- BBC History, July 2011, p12
- Businger, Steven; Nogelmeier, M. Puakea; Chinn, Pauline W. U.; Schroeder, Thomas (February 1, 2018). "Hurricane with a History: Hawaiian Newspapers Illuminate an 1871 Storm". Bulletin of the American Meteorological Society. 99 (1): 137–147. Bibcode:2018BAMS...99..137B. doi:10.1175/BAMS-D-16-0333.1. S2CID 52996353.
- Joesting, Edward (1988). Kauai: The Separate Kingdom. University of Hawaii Press. p. 171.
- Taliaferro, John (2007). In a Far Country: The True Story of a Mission, a Marriage, a Murder, and the Remarkable Reindeer Rescue of 1898. PublicAffairs. p. 179.
- Snay, Mitchell (2011). Horace Greeley and the Politics of Reform in Nineteenth-Century America. Rowman & Littlefield. p. 172.
- Schliemann, Heinrich (1881). Ilios. New York: Harper. p. 21. Retrieved January 20, 2020.
- "1871 Java – Port Darwin Cable". History of the Atlantic Cable & Undersea Communications. November 5, 2014. Archived from the original on January 5, 2015. Retrieved January 3, 2015.
- Stanley, Henry Morton (1872). How I Found Livingstone - Travels, Adventures, and Discoveries in Central Africa; Including Four Months' Residence with Dr. Livingstone (1984 ed.). Crown Buildings, 188 Fleet Street, London: Sampson Low, Marston, Low, and Searle. p. 412. ISBN 9780705415132.CS1 maint: location (link)
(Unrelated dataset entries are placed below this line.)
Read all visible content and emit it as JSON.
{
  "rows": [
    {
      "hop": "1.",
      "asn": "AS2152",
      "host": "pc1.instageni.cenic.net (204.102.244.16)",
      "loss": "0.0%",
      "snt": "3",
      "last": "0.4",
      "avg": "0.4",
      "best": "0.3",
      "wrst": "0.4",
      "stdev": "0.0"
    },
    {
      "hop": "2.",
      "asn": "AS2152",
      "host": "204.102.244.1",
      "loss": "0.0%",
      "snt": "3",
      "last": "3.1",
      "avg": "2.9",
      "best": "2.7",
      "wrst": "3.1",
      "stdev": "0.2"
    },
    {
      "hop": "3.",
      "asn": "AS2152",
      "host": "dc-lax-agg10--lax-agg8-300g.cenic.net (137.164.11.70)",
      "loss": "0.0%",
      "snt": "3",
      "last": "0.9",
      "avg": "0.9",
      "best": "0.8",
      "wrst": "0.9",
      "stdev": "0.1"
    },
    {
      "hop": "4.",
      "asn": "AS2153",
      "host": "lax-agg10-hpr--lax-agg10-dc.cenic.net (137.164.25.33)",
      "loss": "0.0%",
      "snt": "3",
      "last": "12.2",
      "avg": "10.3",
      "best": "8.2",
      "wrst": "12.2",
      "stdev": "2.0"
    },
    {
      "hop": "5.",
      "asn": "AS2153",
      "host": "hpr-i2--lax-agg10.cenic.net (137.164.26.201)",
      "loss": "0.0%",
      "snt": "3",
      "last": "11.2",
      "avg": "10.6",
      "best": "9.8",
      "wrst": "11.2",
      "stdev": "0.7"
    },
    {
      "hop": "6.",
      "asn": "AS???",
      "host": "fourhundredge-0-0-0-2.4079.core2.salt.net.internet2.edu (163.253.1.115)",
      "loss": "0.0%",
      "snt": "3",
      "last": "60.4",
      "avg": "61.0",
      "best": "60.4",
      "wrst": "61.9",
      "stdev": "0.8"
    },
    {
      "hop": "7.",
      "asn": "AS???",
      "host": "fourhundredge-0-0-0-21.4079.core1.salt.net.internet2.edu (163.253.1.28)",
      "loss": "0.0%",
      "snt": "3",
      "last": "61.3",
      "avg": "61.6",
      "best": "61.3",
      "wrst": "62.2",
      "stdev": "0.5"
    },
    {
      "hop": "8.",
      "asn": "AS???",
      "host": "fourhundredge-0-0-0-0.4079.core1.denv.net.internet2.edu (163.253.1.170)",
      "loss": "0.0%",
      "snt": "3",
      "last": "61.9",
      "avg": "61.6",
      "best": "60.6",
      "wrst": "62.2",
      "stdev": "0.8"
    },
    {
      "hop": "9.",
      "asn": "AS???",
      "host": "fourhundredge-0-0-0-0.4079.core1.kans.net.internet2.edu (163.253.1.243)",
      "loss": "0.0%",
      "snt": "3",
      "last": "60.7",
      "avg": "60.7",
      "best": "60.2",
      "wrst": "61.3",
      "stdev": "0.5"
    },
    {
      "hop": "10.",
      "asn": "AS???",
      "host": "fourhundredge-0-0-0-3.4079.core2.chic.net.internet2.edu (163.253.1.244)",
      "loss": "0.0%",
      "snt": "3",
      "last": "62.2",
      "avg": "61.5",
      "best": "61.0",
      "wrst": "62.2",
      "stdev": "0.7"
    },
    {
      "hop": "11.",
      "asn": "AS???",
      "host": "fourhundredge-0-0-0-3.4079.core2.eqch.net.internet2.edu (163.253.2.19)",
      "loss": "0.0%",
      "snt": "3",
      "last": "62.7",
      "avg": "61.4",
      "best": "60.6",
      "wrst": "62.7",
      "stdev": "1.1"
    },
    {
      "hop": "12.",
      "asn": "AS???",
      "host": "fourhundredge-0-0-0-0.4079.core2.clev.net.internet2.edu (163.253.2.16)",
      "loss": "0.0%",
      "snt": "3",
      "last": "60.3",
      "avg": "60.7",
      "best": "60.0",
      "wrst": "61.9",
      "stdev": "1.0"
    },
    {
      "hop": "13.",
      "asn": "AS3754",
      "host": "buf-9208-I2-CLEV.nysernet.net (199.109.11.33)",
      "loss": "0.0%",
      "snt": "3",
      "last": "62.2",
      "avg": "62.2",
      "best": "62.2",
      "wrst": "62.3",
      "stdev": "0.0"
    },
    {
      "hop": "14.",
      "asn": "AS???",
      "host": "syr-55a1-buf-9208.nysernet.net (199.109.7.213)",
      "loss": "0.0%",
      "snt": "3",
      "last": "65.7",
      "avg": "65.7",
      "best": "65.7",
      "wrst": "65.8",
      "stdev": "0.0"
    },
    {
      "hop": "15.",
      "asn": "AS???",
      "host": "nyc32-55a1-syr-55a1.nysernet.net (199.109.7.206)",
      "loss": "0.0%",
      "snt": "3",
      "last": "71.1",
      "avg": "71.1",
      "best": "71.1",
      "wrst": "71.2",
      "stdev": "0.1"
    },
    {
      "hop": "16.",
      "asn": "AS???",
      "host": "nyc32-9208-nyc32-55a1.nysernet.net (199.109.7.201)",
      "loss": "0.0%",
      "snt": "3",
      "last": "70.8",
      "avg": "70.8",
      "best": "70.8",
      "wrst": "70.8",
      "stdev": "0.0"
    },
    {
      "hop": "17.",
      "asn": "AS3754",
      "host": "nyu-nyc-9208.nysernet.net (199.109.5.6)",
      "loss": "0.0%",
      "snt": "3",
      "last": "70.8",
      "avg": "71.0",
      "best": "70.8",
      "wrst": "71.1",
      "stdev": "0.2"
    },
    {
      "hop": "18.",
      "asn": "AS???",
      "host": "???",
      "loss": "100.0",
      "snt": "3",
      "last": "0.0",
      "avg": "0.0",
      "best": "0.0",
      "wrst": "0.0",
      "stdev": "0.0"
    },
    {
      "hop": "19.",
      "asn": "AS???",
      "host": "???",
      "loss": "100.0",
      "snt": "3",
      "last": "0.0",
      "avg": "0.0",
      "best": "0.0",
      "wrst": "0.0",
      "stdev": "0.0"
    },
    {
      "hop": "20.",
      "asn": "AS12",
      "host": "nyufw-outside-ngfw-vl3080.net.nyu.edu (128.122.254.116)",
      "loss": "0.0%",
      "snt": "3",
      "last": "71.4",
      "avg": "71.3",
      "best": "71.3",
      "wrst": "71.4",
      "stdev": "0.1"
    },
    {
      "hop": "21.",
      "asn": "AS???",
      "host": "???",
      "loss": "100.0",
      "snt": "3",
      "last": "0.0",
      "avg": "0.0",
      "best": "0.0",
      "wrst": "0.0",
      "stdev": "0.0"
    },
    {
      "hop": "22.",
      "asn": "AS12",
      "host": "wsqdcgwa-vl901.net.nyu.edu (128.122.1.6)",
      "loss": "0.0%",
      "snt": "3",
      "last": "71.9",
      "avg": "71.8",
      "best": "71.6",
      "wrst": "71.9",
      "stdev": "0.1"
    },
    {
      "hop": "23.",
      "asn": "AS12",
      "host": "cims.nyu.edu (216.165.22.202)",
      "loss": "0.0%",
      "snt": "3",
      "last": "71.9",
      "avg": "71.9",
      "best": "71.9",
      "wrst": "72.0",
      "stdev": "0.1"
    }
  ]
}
- Ponsonby-Fane, Richard (1959). The Imperial House of Japan. p. 125.
- "Virginia Fábregas". Rotonda de las Personas Ilustres. Archived from the original on 14 July 2014. Retrieved 13 June 2014.
- "Hautausmaita". Hautausmaita (in Finnish). Retrieved May 24, 2021.
- "Prominent Sengleans". Senglea Local Council. Archived from the original on February 16, 2020.
- Appleton's Annual Cyclopedia...for 1871 (1873), comprehensive collection of facts online edition